Yet in another sense the jerkface artist model is also obviously false. Being a deranged and lousy person can make it harder to do great work in many ways: It can create so much chaos, so much conflict, that you spend all your time just dealing with the mess; it can lead to practical problems (instability, unemployment, etc.) that get in the way of a devoted creative practice; it can even shorten your actual life through reckless behavior. Nobody has yet managed to write the Great American Novel after having died.
The jerkface artist model is also false in more complicated ways. I remain proud of my early work, which was mostly written when I was a wilder and lonelier version of my current self, but I have to admit that it’s a bit emotionally monotonous. Back in the day I was the King of Melancholy, writing directly (and only) out of the deep well of pain I couldn’t escape — so much so that multiple people asked me, “Hey — why is your stuff all so sad?” Now that I’ve gotten more of a handle on my life, the work I do is much more emotionally diverse. I still write the sad stuff, but now there’s a whole lot of other stuff to write about, too. My artistic landscape has gotten bigger, not smaller, as I’ve worked to become a person I can be proud of.

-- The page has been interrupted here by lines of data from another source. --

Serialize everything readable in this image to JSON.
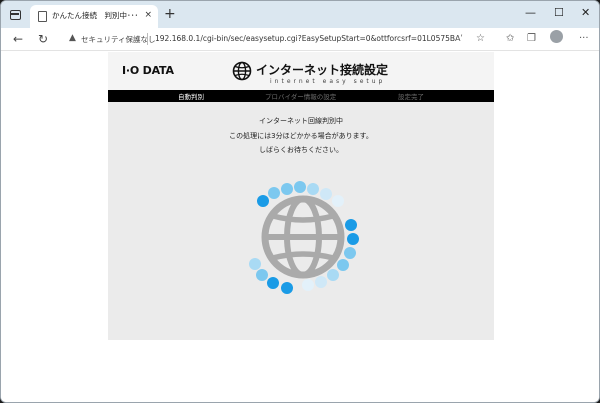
{
  "browser": {
    "tab_title": "かんたん接続　判別中･･･",
    "tab_close": "×",
    "new_tab": "+",
    "window_minimize": "—",
    "window_maximize": "☐",
    "window_close": "✕",
    "security_label": "セキュリティ保護なし",
    "url": "192.168.0.1/cgi-bin/sec/easysetup.cgi?EasySetupStart=0&ottforcsrf=01L0575BH5334...",
    "read_aloud": "Aʹ"
  },
  "page": {
    "logo": "I·O DATA",
    "title": "インターネット接続設定",
    "subtitle": "internet easy setup",
    "steps": [
      {
        "label": "自動判別",
        "state": "active"
      },
      {
        "label": "プロバイダー情報の設定",
        "state": "inactive"
      },
      {
        "label": "設定完了",
        "state": "inactive"
      }
    ],
    "messages": [
      "インターネット回線判別中",
      "この処理には3分ほどかかる場合があります。",
      "しばらくお待ちください。"
    ]
  },
  "colors": {
    "spinner_dark": "#1a9be6",
    "spinner_mid": "#7cc8ef",
    "spinner_light": "#cfe8f7",
    "globe": "#aaaaaa"
  }
}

This is, of course, an ongoing process. My old tendencies are not dead so much as generally under control, and, in any case, you don’t attain decency by killing who you are. You work and work to find a balance between your needs and the needs of others. You work and work to find productive ways to inhabit the personality you’ve got.
You search continuously for healthy outlets, for reasonable ways to give your creative life the attention it demands. Above all, you make sure you don’t use your art as an excuse. Instead you turn your creativity both to your art and to your own life. You make sure that both of them lead to great and lasting works.